Enjoy!!

morbid carnage logo

1. Who are you? The Night Assassins of the Werewolf Legion? Please tell me more about Morbid Carnage and its members. Why that name?

Necrofaust: Hi! First of all, thanx for your interest and for the request! Mörbid Carnage found by four metal maniacs in 2007, in Szeged. My bandmates originate from Szeged and I’m from Budapest. They made some cool thrash metal riffs during a practice and they ask me would I like to join them. Almost 10 years have passed since then…

2. Thrash metal – love it or hate it. What made you fall in love with this type of music, especially in 2007? Is it nostalgia or you just passion for something that swept the world in the 80’s like the great black plague?

Necrofaust: Yes, you very well formulated, that was our passion with a little nostalgic feeling. We wouldn’t find new things, just playing the kind of music that we grew up. All bandmates likes thrash metal, and then it was no longer quite such bands in Hungary. So we just turned up the volume, we tried a lot, we wrote riffs of which were later songs, and we recorded a demo and debut album. We want to feel the mood of ’80’s and drink some bottles of beer, haha!

3. What I like most about your band is that you choose not to mix styles, like so many modern bands did, even if some of the members in Morbid Carnage play in various black metal bands too (Faghyamu, Ahriman, Tyrant Goatgaldrakona). Instead you play a straight in your face German inspired thrash metal,, like it was done back in the old days. How did you come up with that choice and sound?

Necrofaust: We don’t like mixing various styles, if we write some black/death metal riffs we don’t like to put in a Mörbid Carnage song.
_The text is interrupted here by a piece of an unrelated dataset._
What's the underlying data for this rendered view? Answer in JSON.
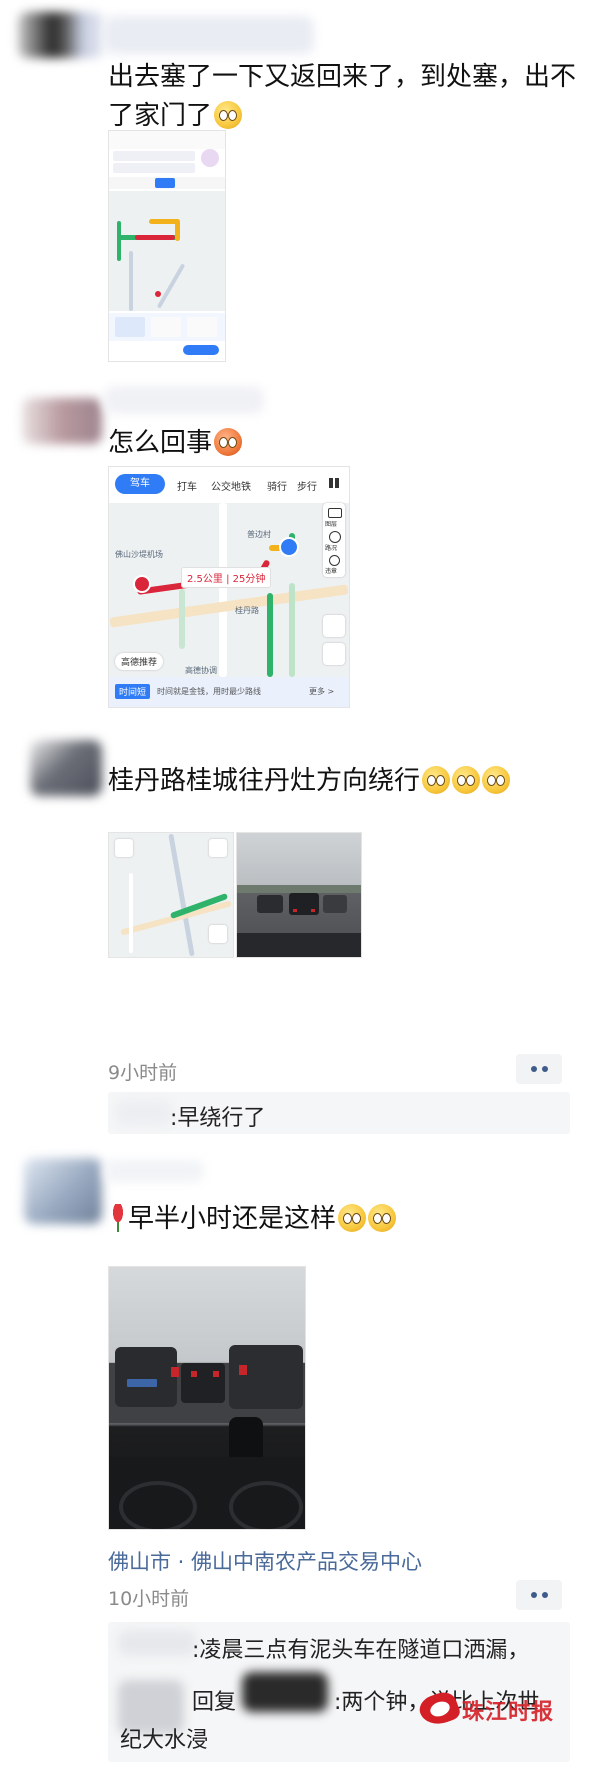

It’s Thrash Metal, there is no need black or death metal riffs to our music. That is why we play different style bands is to avoid having to mix different styles. We like to all kind of metal, like Death, Black, Heavy, Thrash, Stoner, etc. If we want to write Heavy Metal riffs, we just founding a Heavy Metal band, you know. You must check out these bands of us: Coffinborn, Gravecrusher and Necrosodomy.
The sound of Mörbid Carnage is really raw and energetic. I think on Night Assassin and on The Merciless Conquest the sound was too modern, but I really like these materials, these contains really great songs with many amazing riffs.
If you’ll check the new for soung Ep, you will feel some changes about our sound, even more back to the 80’s roughly to Show No Mercy style. You can check it on our Bandcamp site…

4. What is the secret ingredient to “cook” a Morbid Carnage song? Do you have a special recipe when writing your music?

Necrofaust: We haven’t got any special recipe, we’re writing some riffs and we try to make a new song during the practice in the rehearsal room. Not long ago, we started to practice the new songs for our third album, we want to record a brand new album in this year. It does not work the band complicated, as you can see. If everyone does his job, then there is no problem.
Continue reading Interview with Morbid Carnage – July 2016 AB